* Problem: Below is a block of records; repeat each one exactly.

Content starts

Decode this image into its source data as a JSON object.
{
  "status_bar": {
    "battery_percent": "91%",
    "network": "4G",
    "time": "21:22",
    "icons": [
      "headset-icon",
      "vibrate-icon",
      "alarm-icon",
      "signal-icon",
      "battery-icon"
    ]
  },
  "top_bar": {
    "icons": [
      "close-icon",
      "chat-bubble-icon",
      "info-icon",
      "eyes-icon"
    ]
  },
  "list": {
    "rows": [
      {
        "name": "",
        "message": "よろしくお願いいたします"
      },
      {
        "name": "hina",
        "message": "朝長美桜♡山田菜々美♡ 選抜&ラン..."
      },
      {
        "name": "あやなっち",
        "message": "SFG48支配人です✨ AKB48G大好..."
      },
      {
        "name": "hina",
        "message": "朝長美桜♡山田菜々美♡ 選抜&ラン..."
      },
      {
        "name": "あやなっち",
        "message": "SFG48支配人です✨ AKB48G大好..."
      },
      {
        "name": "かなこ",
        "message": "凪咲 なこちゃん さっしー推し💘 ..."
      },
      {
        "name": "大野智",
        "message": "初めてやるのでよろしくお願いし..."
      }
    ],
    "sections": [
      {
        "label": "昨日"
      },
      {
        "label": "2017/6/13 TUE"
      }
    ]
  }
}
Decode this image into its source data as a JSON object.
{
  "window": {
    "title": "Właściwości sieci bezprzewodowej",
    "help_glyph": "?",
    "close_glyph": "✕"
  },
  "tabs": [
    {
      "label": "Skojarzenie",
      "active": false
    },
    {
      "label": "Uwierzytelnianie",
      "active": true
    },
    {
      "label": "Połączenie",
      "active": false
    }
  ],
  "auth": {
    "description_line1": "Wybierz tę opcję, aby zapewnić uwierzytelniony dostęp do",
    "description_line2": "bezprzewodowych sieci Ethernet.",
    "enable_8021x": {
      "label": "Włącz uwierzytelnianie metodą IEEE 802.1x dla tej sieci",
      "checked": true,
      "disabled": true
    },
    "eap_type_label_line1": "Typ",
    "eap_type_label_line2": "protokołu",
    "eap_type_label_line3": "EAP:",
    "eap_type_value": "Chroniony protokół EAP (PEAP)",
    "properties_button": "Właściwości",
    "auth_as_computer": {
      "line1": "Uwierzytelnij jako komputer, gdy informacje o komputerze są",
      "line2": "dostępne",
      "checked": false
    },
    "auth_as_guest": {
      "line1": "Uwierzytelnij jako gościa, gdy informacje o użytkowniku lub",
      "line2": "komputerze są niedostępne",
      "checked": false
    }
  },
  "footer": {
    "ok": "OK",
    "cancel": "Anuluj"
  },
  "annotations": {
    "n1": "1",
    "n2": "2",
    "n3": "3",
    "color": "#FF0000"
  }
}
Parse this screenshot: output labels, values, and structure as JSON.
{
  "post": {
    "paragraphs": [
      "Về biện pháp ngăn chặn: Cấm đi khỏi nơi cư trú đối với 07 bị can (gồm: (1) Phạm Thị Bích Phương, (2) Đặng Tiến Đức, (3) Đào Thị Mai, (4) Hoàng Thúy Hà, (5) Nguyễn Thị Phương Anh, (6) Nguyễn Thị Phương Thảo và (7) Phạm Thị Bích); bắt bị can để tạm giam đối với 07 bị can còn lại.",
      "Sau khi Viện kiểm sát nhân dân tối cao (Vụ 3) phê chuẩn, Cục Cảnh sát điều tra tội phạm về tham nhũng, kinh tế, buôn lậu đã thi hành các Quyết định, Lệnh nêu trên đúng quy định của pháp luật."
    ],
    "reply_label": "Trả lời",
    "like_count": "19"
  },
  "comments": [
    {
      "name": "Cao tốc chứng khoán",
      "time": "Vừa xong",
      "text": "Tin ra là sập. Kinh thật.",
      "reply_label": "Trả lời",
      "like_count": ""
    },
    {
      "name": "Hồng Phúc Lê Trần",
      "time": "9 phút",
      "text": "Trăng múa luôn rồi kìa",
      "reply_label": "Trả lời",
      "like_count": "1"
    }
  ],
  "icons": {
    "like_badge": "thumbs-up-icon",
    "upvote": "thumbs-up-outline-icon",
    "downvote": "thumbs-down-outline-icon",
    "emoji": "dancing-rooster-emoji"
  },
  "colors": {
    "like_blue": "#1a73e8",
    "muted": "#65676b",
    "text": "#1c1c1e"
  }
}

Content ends

* Task solution:
Decode this image into its source data as a JSON object.
{
  "status_bar": {
    "battery_percent": "91%",
    "network": "4G",
    "time": "21:22",
    "icons": [
      "headset-icon",
      "vibrate-icon",
      "alarm-icon",
      "signal-icon",
      "battery-icon"
    ]
  },
  "top_bar": {
    "icons": [
      "close-icon",
      "chat-bubble-icon",
      "info-icon",
      "eyes-icon"
    ]
  },
  "list": {
    "rows": [
      {
        "name": "",
        "message": "よろしくお願いいたします"
      },
      {
        "name": "hina",
        "message": "朝長美桜♡山田菜々美♡ 選抜&ラン..."
      },
      {
        "name": "あやなっち",
        "message": "SFG48支配人です✨ AKB48G大好..."
      },
      {
        "name": "hina",
        "message": "朝長美桜♡山田菜々美♡ 選抜&ラン..."
      },
      {
        "name": "あやなっち",
        "message": "SFG48支配人です✨ AKB48G大好..."
      },
      {
        "name": "かなこ",
        "message": "凪咲 なこちゃん さっしー推し💘 ..."
      },
      {
        "name": "大野智",
        "message": "初めてやるのでよろしくお願いし..."
      }
    ],
    "sections": [
      {
        "label": "昨日"
      },
      {
        "label": "2017/6/13 TUE"
      }
    ]
  }
}
Decode this image into its source data as a JSON object.
{
  "window": {
    "title": "Właściwości sieci bezprzewodowej",
    "help_glyph": "?",
    "close_glyph": "✕"
  },
  "tabs": [
    {
      "label": "Skojarzenie",
      "active": false
    },
    {
      "label": "Uwierzytelnianie",
      "active": true
    },
    {
      "label": "Połączenie",
      "active": false
    }
  ],
  "auth": {
    "description_line1": "Wybierz tę opcję, aby zapewnić uwierzytelniony dostęp do",
    "description_line2": "bezprzewodowych sieci Ethernet.",
    "enable_8021x": {
      "label": "Włącz uwierzytelnianie metodą IEEE 802.1x dla tej sieci",
      "checked": true,
      "disabled": true
    },
    "eap_type_label_line1": "Typ",
    "eap_type_label_line2": "protokołu",
    "eap_type_label_line3": "EAP:",
    "eap_type_value": "Chroniony protokół EAP (PEAP)",
    "properties_button": "Właściwości",
    "auth_as_computer": {
      "line1": "Uwierzytelnij jako komputer, gdy informacje o komputerze są",
      "line2": "dostępne",
      "checked": false
    },
    "auth_as_guest": {
      "line1": "Uwierzytelnij jako gościa, gdy informacje o użytkowniku lub",
      "line2": "komputerze są niedostępne",
      "checked": false
    }
  },
  "footer": {
    "ok": "OK",
    "cancel": "Anuluj"
  },
  "annotations": {
    "n1": "1",
    "n2": "2",
    "n3": "3",
    "color": "#FF0000"
  }
}
Parse this screenshot: output labels, values, and structure as JSON.
{
  "post": {
    "paragraphs": [
      "Về biện pháp ngăn chặn: Cấm đi khỏi nơi cư trú đối với 07 bị can (gồm: (1) Phạm Thị Bích Phương, (2) Đặng Tiến Đức, (3) Đào Thị Mai, (4) Hoàng Thúy Hà, (5) Nguyễn Thị Phương Anh, (6) Nguyễn Thị Phương Thảo và (7) Phạm Thị Bích); bắt bị can để tạm giam đối với 07 bị can còn lại.",
      "Sau khi Viện kiểm sát nhân dân tối cao (Vụ 3) phê chuẩn, Cục Cảnh sát điều tra tội phạm về tham nhũng, kinh tế, buôn lậu đã thi hành các Quyết định, Lệnh nêu trên đúng quy định của pháp luật."
    ],
    "reply_label": "Trả lời",
    "like_count": "19"
  },
  "comments": [
    {
      "name": "Cao tốc chứng khoán",
      "time": "Vừa xong",
      "text": "Tin ra là sập. Kinh thật.",
      "reply_label": "Trả lời",
      "like_count": ""
    },
    {
      "name": "Hồng Phúc Lê Trần",
      "time": "9 phút",
      "text": "Trăng múa luôn rồi kìa",
      "reply_label": "Trả lời",
      "like_count": "1"
    }
  ],
  "icons": {
    "like_badge": "thumbs-up-icon",
    "upvote": "thumbs-up-outline-icon",
    "downvote": "thumbs-down-outline-icon",
    "emoji": "dancing-rooster-emoji"
  },
  "colors": {
    "like_blue": "#1a73e8",
    "muted": "#65676b",
    "text": "#1c1c1e"
  }
}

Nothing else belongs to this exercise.